Depression affects most of us at one time, or another. Unfortunately some people struggle with it for a lifetime.  Understanding the diathesis-stress medical model provides an opportunity for the layperson to hopefully, become more open to diagnosis while letting go of the guilt and shame often associated with treatment for depression.

In the diathesis-stress model, an inborn and genetic vulnerability or predisposition (diathesis) interacts with the environment and life events (stressors) to trigger behaviors or the expression of a medical condition. The greater the underlying vulnerability, the less stress is needed to trigger the behavior/condition. Conversely, where there is a smaller genetic contribution greater life stress is required to produce the particular result.

The diathesis–stress model suggests that some people possess an enduring vulnerability factor (a dia- thesis) which, when coupled with a proximal (recent) stressor, results in a diagnosable medical condition. Neither the diathesis nor the stressor alone is enough to lead to symptoms – both must be present. Diatheses and stressors can be defined broadly.
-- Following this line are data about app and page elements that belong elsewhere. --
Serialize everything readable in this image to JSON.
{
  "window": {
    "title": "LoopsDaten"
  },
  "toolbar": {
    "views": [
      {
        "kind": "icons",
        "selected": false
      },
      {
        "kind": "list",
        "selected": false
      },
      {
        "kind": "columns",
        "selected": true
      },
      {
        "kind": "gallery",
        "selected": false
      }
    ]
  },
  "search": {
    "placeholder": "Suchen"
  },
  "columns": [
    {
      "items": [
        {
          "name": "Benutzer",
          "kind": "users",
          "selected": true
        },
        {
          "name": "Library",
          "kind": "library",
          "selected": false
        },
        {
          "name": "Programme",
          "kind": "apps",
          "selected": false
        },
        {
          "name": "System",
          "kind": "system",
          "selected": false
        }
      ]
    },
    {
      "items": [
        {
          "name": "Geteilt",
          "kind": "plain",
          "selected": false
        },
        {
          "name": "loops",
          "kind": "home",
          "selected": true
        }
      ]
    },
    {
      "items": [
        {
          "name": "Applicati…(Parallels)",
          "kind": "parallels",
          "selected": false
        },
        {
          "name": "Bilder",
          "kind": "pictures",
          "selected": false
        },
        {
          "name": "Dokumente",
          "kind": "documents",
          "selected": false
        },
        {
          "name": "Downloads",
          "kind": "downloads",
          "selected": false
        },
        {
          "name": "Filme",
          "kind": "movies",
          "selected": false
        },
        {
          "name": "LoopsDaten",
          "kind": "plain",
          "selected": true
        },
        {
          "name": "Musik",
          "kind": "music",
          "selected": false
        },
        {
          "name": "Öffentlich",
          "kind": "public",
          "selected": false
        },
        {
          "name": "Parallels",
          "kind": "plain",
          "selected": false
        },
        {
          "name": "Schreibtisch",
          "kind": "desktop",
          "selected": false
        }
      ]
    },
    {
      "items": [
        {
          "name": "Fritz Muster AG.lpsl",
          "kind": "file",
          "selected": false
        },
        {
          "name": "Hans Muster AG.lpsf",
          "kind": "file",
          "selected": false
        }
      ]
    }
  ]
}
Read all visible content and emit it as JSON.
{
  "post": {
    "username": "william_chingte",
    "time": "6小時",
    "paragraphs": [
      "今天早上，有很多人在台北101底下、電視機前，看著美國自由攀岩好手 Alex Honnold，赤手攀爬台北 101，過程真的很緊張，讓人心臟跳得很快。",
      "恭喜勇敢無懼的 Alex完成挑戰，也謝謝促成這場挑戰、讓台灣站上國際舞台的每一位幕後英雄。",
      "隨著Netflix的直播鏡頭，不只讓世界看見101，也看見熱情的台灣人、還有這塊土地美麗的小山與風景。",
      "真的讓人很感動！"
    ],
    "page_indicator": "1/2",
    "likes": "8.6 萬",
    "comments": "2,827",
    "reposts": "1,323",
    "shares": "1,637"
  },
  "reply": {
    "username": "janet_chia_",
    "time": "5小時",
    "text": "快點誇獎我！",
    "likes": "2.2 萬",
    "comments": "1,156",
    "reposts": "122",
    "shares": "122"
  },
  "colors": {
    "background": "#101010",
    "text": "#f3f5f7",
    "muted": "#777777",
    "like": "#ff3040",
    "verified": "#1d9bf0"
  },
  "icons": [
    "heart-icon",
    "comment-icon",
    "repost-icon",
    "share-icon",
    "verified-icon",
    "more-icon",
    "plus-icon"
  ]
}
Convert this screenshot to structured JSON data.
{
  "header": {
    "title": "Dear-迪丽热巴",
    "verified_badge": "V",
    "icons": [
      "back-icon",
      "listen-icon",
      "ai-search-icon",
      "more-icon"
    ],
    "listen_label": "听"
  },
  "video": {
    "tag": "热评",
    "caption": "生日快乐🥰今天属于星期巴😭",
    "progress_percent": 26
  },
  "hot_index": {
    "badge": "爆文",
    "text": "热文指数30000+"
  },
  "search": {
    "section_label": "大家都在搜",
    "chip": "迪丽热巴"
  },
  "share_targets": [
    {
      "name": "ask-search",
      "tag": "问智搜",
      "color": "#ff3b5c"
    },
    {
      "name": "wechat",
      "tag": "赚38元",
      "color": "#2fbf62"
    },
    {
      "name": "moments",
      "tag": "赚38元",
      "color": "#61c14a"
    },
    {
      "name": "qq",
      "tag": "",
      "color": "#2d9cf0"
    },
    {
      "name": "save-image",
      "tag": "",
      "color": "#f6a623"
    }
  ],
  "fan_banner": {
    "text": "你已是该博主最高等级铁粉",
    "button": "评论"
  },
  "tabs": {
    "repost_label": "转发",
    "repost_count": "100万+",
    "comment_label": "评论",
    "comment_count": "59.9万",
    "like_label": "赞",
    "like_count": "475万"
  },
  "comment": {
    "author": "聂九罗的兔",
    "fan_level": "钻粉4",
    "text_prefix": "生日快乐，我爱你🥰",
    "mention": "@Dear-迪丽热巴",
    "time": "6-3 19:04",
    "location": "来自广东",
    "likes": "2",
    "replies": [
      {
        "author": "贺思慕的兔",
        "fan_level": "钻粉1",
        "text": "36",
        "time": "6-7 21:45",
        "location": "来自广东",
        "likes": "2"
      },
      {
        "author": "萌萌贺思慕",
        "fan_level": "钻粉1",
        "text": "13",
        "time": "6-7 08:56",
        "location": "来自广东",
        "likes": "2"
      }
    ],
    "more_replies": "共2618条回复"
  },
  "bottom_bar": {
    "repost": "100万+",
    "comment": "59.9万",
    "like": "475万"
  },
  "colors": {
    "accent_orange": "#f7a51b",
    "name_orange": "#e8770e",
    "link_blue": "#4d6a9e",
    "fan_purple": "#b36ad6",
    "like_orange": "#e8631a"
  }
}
For example, a genetic or biological predisposition to depression might be the diathesis, and troubled relationships could be the stressor; or a dysfunctional pattern of thinking about the world can be the diathesis, and a major life event the stressor.

Being depressed can make you feel hopeless and helpless.  Along with therapy and sometimes medication, there’s a lot you can do on your own to feel better.  Changing your behavior—your physical activity, lifestyle, and even your way of thinking—are all natural depression treatments. The first and most important step is to schedule a complete physical with your internist, requesting a full blood panel to detect any mineral/vitamin deficiencies, hormonal imbalance, or condition that may be contributing to depression.  Once you feel that you have a wellness plan for optimal health, you may then begin to make interventions to treat the depression.

Dr. Andrew Weil, one of the foremost wellness authorities, recommends treatment from a holistic perspective.  To learn more about whole health approaches to treating depression, click here.

In my work with individuals, I support your personal wellbeing and professional success by helping you create goals and monitor your success over time.  Depression can rob you of the energy to achieve your goals.  It is my hope that you will find this information to be a helpful tool for you and the people you love.

For more information on depression The World Health Organization has created these fact sheets on the topic in support of World Mental Health Day. 

For more information on Betty’s services please visit her web site